I’ve spent a lot of time in the last week reflecting on relationships. Not just romantic relationships, but also general, personal human relationships. They form the base of society, and yet we frequently treat them with casual disregard. I want to explore some aspects of relationships, particularly how critical healthy relationships are to normal life, and how a relationship with God is so much more important than anything else.
If you’re reading this, I’m assuming a couple of things about you. First, you are a human, and thus have feelings and emotions. Second, because of these feelings and emotions, you have been hurt at some point in your life, some of you deeply hurt by those who should have taken care of you. The third thing I assume about you is that you did not enjoy the process of being hurt. This part isn’t complicated. People hurt other people and the consequences are not fun. This is the result of sin in the world, and as long as there is still sin, there will be pain.
I just returned from a weekend retreat with the youth group I work with. If you’ve ever gone to a youth retreat, you know that they’re usually loud, energetic and fun, but all too frequently, the theology presented is weak and shallow. This was fortunately not the case this weekend (not too badly, anyway).
It made me think about the purpose of such retreats though. Why do we take the time to bring young people a couple hundred miles from home, keep them up late, hype them up and even spend money on it? Continue reading
Note: I published a version of this post a year ago. Writing and publishing it then was really helpful for me as I worked through some major grief. Since I published it though, I have experienced the loss of my grandfather and a number of other smaller, but still difficult things, all of which caused me grief and sorrow. God has worked in me tremendously, and I believe will be helpful to publish this reworked version of last year’s post.
Something that has been weighing heavily on my mind for the last year is the idea of Christian lament. How should Christians go about the grieving, mourning or lamenting process? Beyond this, how must we handle depression or times of intense sadness? I believe these are issues the church has failed to address for a long time, and ones that we must speak out on. My reasons for believing this are varied, but essentially they come down to a question of the function of the Church.
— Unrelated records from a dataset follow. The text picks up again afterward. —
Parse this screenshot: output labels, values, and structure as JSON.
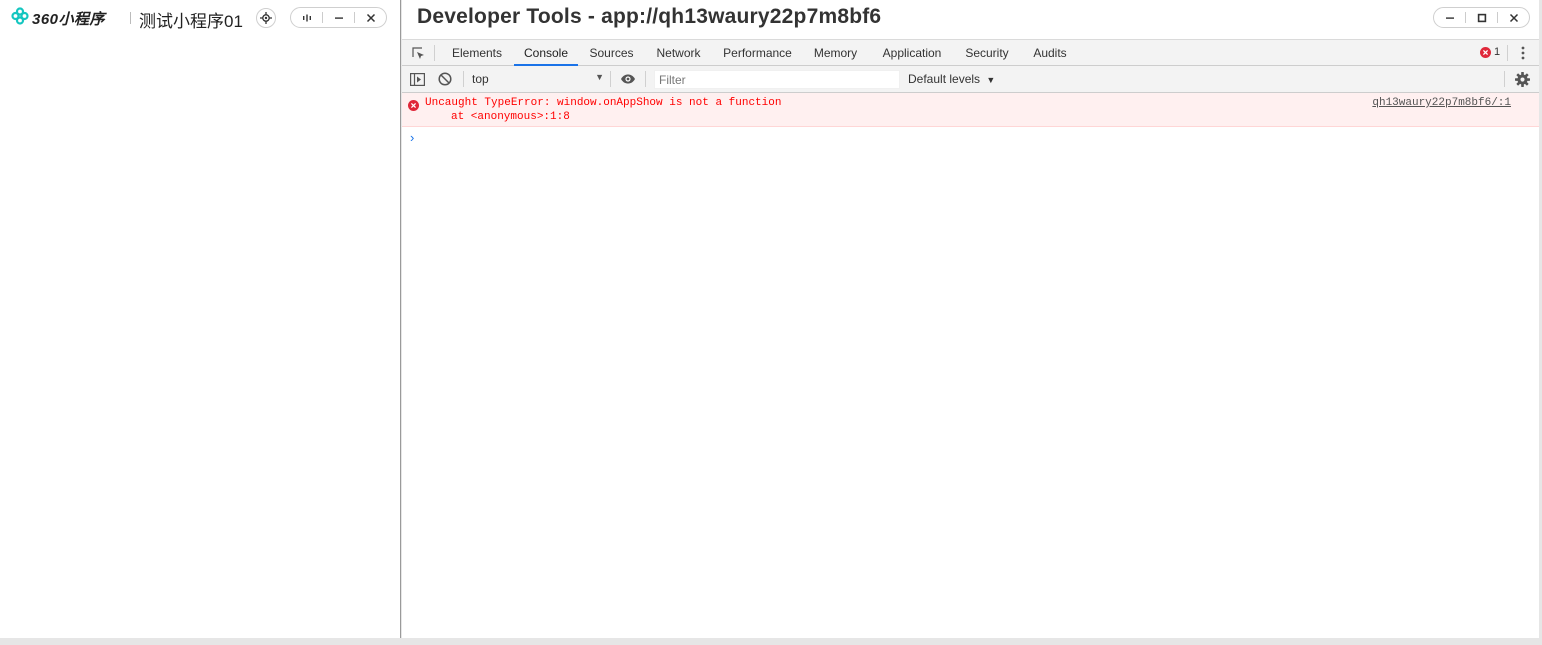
{
  "miniprogram": {
    "logo_text": "360小程序",
    "title": "测试小程序01"
  },
  "devtools": {
    "title": "Developer Tools - app://qh13waury22p7m8bf6",
    "tabs": [
      "Elements",
      "Console",
      "Sources",
      "Network",
      "Performance",
      "Memory",
      "Application",
      "Security",
      "Audits"
    ],
    "active_tab": "Console",
    "error_count": "1",
    "toolbar": {
      "context": "top",
      "filter_placeholder": "Filter",
      "levels": "Default levels"
    },
    "console": {
      "error_message": "Uncaught TypeError: window.onAppShow is not a function",
      "error_stack": "at <anonymous>:1:8",
      "error_source": "qh13waury22p7m8bf6/:1",
      "prompt": "›"
    }
  },
  "colors": {
    "accent": "#1a73e8",
    "error": "#ff0000",
    "error_bg": "#fff0f0",
    "logo_cyan": "#15c6c0"
  }
}
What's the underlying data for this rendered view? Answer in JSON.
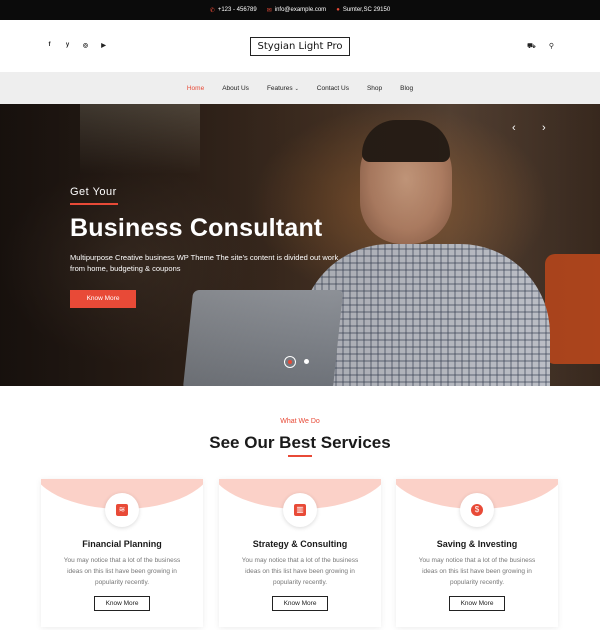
{
  "topbar": {
    "phone": "+123 - 456789",
    "email": "info@example.com",
    "location": "Sumter,SC 29150"
  },
  "header": {
    "logo": "Stygian Light Pro",
    "social": [
      "f",
      "y",
      "◎",
      "▶"
    ]
  },
  "nav": {
    "items": [
      "Home",
      "About Us",
      "Features",
      "Contact Us",
      "Shop",
      "Blog"
    ],
    "active": "Home"
  },
  "hero": {
    "eyebrow": "Get Your",
    "title": "Business Consultant",
    "description": "Multipurpose Creative business WP Theme The site's content is divided out work from home, budgeting & coupons",
    "button": "Know More",
    "slide_count": 2,
    "active_slide": 1
  },
  "services": {
    "eyebrow": "What We Do",
    "title": "See Our Best Services",
    "cards": [
      {
        "icon": "layers-icon",
        "glyph": "≋",
        "title": "Financial Planning",
        "description": "You may notice that a lot of the business ideas on this list have been growing in popularity recently.",
        "button": "Know More"
      },
      {
        "icon": "chart-icon",
        "glyph": "▥",
        "title": "Strategy & Consulting",
        "description": "You may notice that a lot of the business ideas on this list have been growing in popularity recently.",
        "button": "Know More"
      },
      {
        "icon": "dollar-icon",
        "glyph": "$",
        "title": "Saving & Investing",
        "description": "You may notice that a lot of the business ideas on this list have been growing in popularity recently.",
        "button": "Know More"
      }
    ]
  },
  "colors": {
    "accent": "#e84a37",
    "topbar_bg": "#0b0b0b",
    "nav_bg": "#eeeeee",
    "card_arc": "#fbd1c8"
  }
}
If we believe (as the bible teaches) that the Church is to be a place where we can both reach a lost world for Christ and also build up Christians in their knowledge of God, helping them mature, we must be prepared to speak out on real-world issues. Continue reading